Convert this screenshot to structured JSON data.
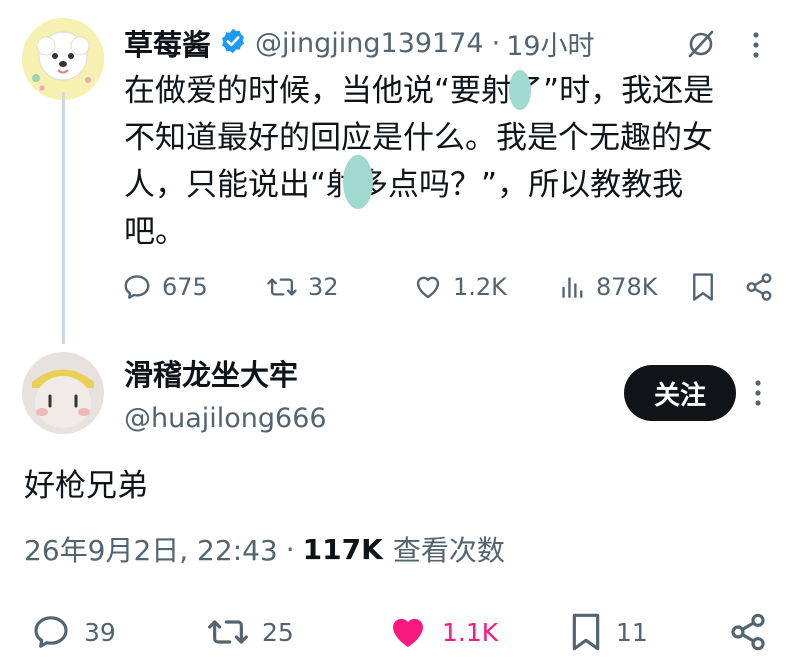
{
  "original_tweet": {
    "author_name": "草莓酱",
    "author_handle": "@jingjing139174",
    "separator": "·",
    "time": "19小时",
    "lines": [
      "在做爱的时候，当他说“要射了”时，我还是",
      "不知道最好的回应是什么。我是个无趣的女",
      "人，只能说出“射多点吗？”，所以教教我",
      "吧。"
    ],
    "stats": {
      "replies": "675",
      "retweets": "32",
      "likes": "1.2K",
      "views": "878K"
    }
  },
  "reply": {
    "author_name": "滑稽龙坐大牢",
    "author_handle": "@huajilong666",
    "follow_label": "关注",
    "text": "好枪兄弟",
    "timestamp": "26年9月2日, 22:43",
    "dot": "·",
    "views_count": "117K",
    "views_label": "查看次数",
    "stats": {
      "replies": "39",
      "retweets": "25",
      "likes": "1.1K",
      "bookmarks": "11"
    },
    "like_color": "#f91880"
  },
  "colors": {
    "verified": "#1d9bf0",
    "secondary_text": "#536471",
    "primary_text": "#0f1419"
  }
}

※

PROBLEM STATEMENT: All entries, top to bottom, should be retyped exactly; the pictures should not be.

ANSWER TO THIS EXERCISE:
Convert this screenshot to structured JSON data.
{
  "original_tweet": {
    "author_name": "草莓酱",
    "author_handle": "@jingjing139174",
    "separator": "·",
    "time": "19小时",
    "lines": [
      "在做爱的时候，当他说“要射了”时，我还是",
      "不知道最好的回应是什么。我是个无趣的女",
      "人，只能说出“射多点吗？”，所以教教我",
      "吧。"
    ],
    "stats": {
      "replies": "675",
      "retweets": "32",
      "likes": "1.2K",
      "views": "878K"
    }
  },
  "reply": {
    "author_name": "滑稽龙坐大牢",
    "author_handle": "@huajilong666",
    "follow_label": "关注",
    "text": "好枪兄弟",
    "timestamp": "26年9月2日, 22:43",
    "dot": "·",
    "views_count": "117K",
    "views_label": "查看次数",
    "stats": {
      "replies": "39",
      "retweets": "25",
      "likes": "1.1K",
      "bookmarks": "11"
    },
    "like_color": "#f91880"
  },
  "colors": {
    "verified": "#1d9bf0",
    "secondary_text": "#536471",
    "primary_text": "#0f1419"
  }
}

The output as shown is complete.